▶ [Data to examine]:
====================

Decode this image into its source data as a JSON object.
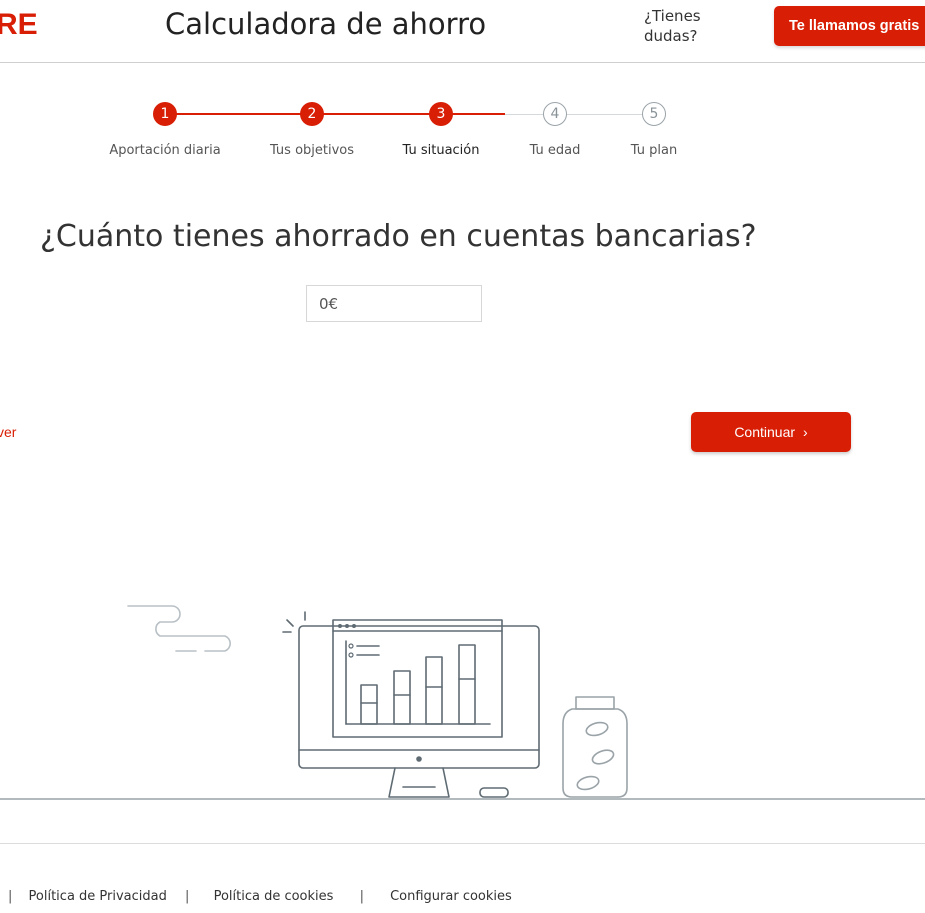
{
  "header": {
    "logo_text": "RE",
    "title": "Calculadora de ahorro",
    "help_text": "¿Tienes dudas?",
    "cta_label": "Te llamamos gratis"
  },
  "stepper": {
    "current_step": 3,
    "steps": [
      {
        "number": "1",
        "label": "Aportación diaria",
        "state": "done"
      },
      {
        "number": "2",
        "label": "Tus objetivos",
        "state": "done"
      },
      {
        "number": "3",
        "label": "Tu situación",
        "state": "current"
      },
      {
        "number": "4",
        "label": "Tu edad",
        "state": "todo"
      },
      {
        "number": "5",
        "label": "Tu plan",
        "state": "todo"
      }
    ]
  },
  "main": {
    "question": "¿Cuánto tienes ahorrado en cuentas bancarias?",
    "amount_value": "0€"
  },
  "nav": {
    "back_label": "ver",
    "continue_label": "Continuar"
  },
  "footer": {
    "links": [
      "Política de Privacidad",
      "Política de cookies",
      "Configurar cookies"
    ]
  },
  "colors": {
    "brand": "#d81e05",
    "illustration_stroke": "#5f6b73"
  }
}
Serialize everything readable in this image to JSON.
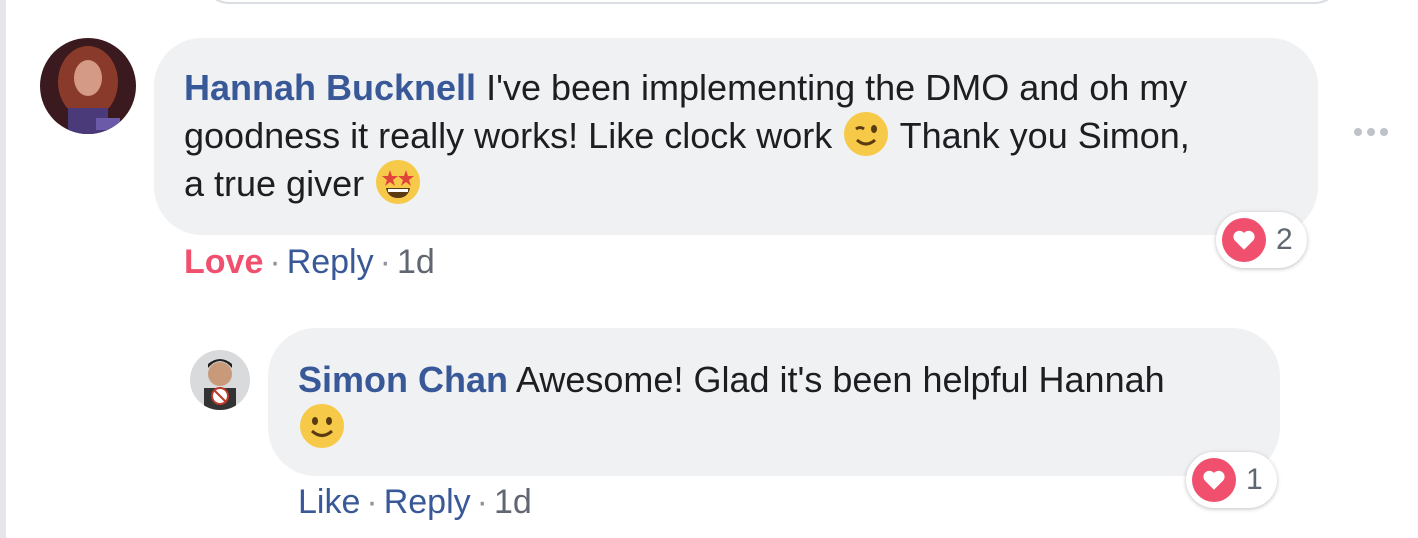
{
  "comment": {
    "author": "Hannah Bucknell",
    "text_line1": " I've been implementing the DMO and oh my",
    "text_line2": "goodness it really works! Like clock work",
    "text_line2b": " Thank you Simon,",
    "text_line3": "a true giver",
    "emoji_1": "winking-face-icon",
    "emoji_2": "star-struck-face-icon",
    "actions": {
      "reaction_label": "Love",
      "reply_label": "Reply",
      "time": "1d",
      "separator": "·"
    },
    "reactions": {
      "type": "heart-icon",
      "count": "2"
    }
  },
  "reply": {
    "author": "Simon Chan",
    "text_line1": " Awesome! Glad it's been helpful Hannah",
    "emoji": "smiling-face-icon",
    "actions": {
      "like_label": "Like",
      "reply_label": "Reply",
      "time": "1d",
      "separator": "·"
    },
    "reactions": {
      "type": "heart-icon",
      "count": "1"
    }
  },
  "colors": {
    "author": "#385898",
    "love": "#f0506e",
    "bubble": "#f0f1f3",
    "meta": "#606770"
  },
  "more_options_icon": "more-options-icon"
}
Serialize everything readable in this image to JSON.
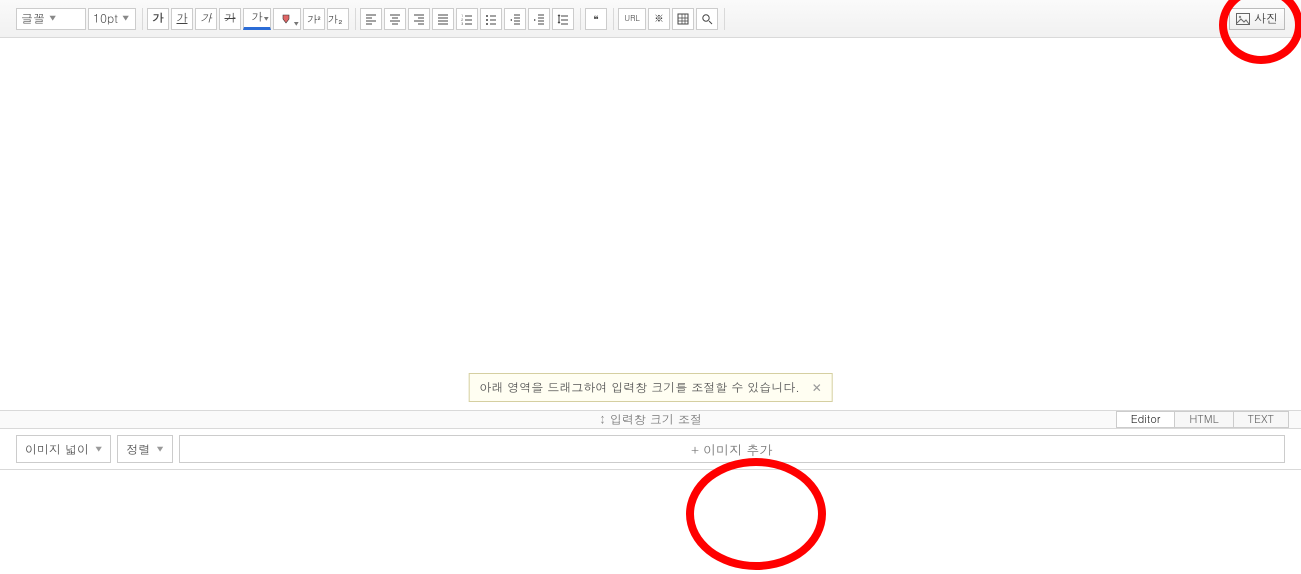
{
  "toolbar": {
    "font_family": "글꼴",
    "font_size": "10pt",
    "bold": "가",
    "italic": "가",
    "underline": "가",
    "strike": "가",
    "fontcolor": "가",
    "bgcolor_icon": "bgcolor",
    "sup": "가²",
    "sub": "가₂",
    "quote": "❝",
    "url": "URL",
    "special": "※",
    "table_icon": "table",
    "find_icon": "search",
    "photo_label": "사진"
  },
  "body": {
    "resize_tooltip": "아래 영역을 드래그하여 입력창 크기를 조절할 수 있습니다.",
    "resize_bar_label": "입력창 크기 조절"
  },
  "mode_tabs": {
    "editor": "Editor",
    "html": "HTML",
    "text": "TEXT"
  },
  "bottom": {
    "image_width": "이미지 넓이",
    "align": "정렬",
    "add_image": "+ 이미지 추가"
  }
}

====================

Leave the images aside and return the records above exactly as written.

▶ [Finished task]:
Decode this image into its source data as a JSON object.
{
  "header": {
    "logo_text": "RE",
    "title": "Calculadora de ahorro",
    "help_text": "¿Tienes dudas?",
    "cta_label": "Te llamamos gratis"
  },
  "stepper": {
    "current_step": 3,
    "steps": [
      {
        "number": "1",
        "label": "Aportación diaria",
        "state": "done"
      },
      {
        "number": "2",
        "label": "Tus objetivos",
        "state": "done"
      },
      {
        "number": "3",
        "label": "Tu situación",
        "state": "current"
      },
      {
        "number": "4",
        "label": "Tu edad",
        "state": "todo"
      },
      {
        "number": "5",
        "label": "Tu plan",
        "state": "todo"
      }
    ]
  },
  "main": {
    "question": "¿Cuánto tienes ahorrado en cuentas bancarias?",
    "amount_value": "0€"
  },
  "nav": {
    "back_label": "ver",
    "continue_label": "Continuar"
  },
  "footer": {
    "links": [
      "Política de Privacidad",
      "Política de cookies",
      "Configurar cookies"
    ]
  },
  "colors": {
    "brand": "#d81e05",
    "illustration_stroke": "#5f6b73"
  }
}
Serialize everything readable in this image to JSON.
{
  "comment": {
    "author": "Hannah Bucknell",
    "text_line1": " I've been implementing the DMO and oh my",
    "text_line2": "goodness it really works! Like clock work",
    "text_line2b": " Thank you Simon,",
    "text_line3": "a true giver",
    "emoji_1": "winking-face-icon",
    "emoji_2": "star-struck-face-icon",
    "actions": {
      "reaction_label": "Love",
      "reply_label": "Reply",
      "time": "1d",
      "separator": "·"
    },
    "reactions": {
      "type": "heart-icon",
      "count": "2"
    }
  },
  "reply": {
    "author": "Simon Chan",
    "text_line1": " Awesome! Glad it's been helpful Hannah",
    "emoji": "smiling-face-icon",
    "actions": {
      "like_label": "Like",
      "reply_label": "Reply",
      "time": "1d",
      "separator": "·"
    },
    "reactions": {
      "type": "heart-icon",
      "count": "1"
    }
  },
  "colors": {
    "author": "#385898",
    "love": "#f0506e",
    "bubble": "#f0f1f3",
    "meta": "#606770"
  },
  "more_options_icon": "more-options-icon"
}
Serialize everything readable in this image to JSON.
{
  "toolbar": {
    "font_family": "글꼴",
    "font_size": "10pt",
    "bold": "가",
    "italic": "가",
    "underline": "가",
    "strike": "가",
    "fontcolor": "가",
    "bgcolor_icon": "bgcolor",
    "sup": "가²",
    "sub": "가₂",
    "quote": "❝",
    "url": "URL",
    "special": "※",
    "table_icon": "table",
    "find_icon": "search",
    "photo_label": "사진"
  },
  "body": {
    "resize_tooltip": "아래 영역을 드래그하여 입력창 크기를 조절할 수 있습니다.",
    "resize_bar_label": "입력창 크기 조절"
  },
  "mode_tabs": {
    "editor": "Editor",
    "html": "HTML",
    "text": "TEXT"
  },
  "bottom": {
    "image_width": "이미지 넓이",
    "align": "정렬",
    "add_image": "+ 이미지 추가"
  }
}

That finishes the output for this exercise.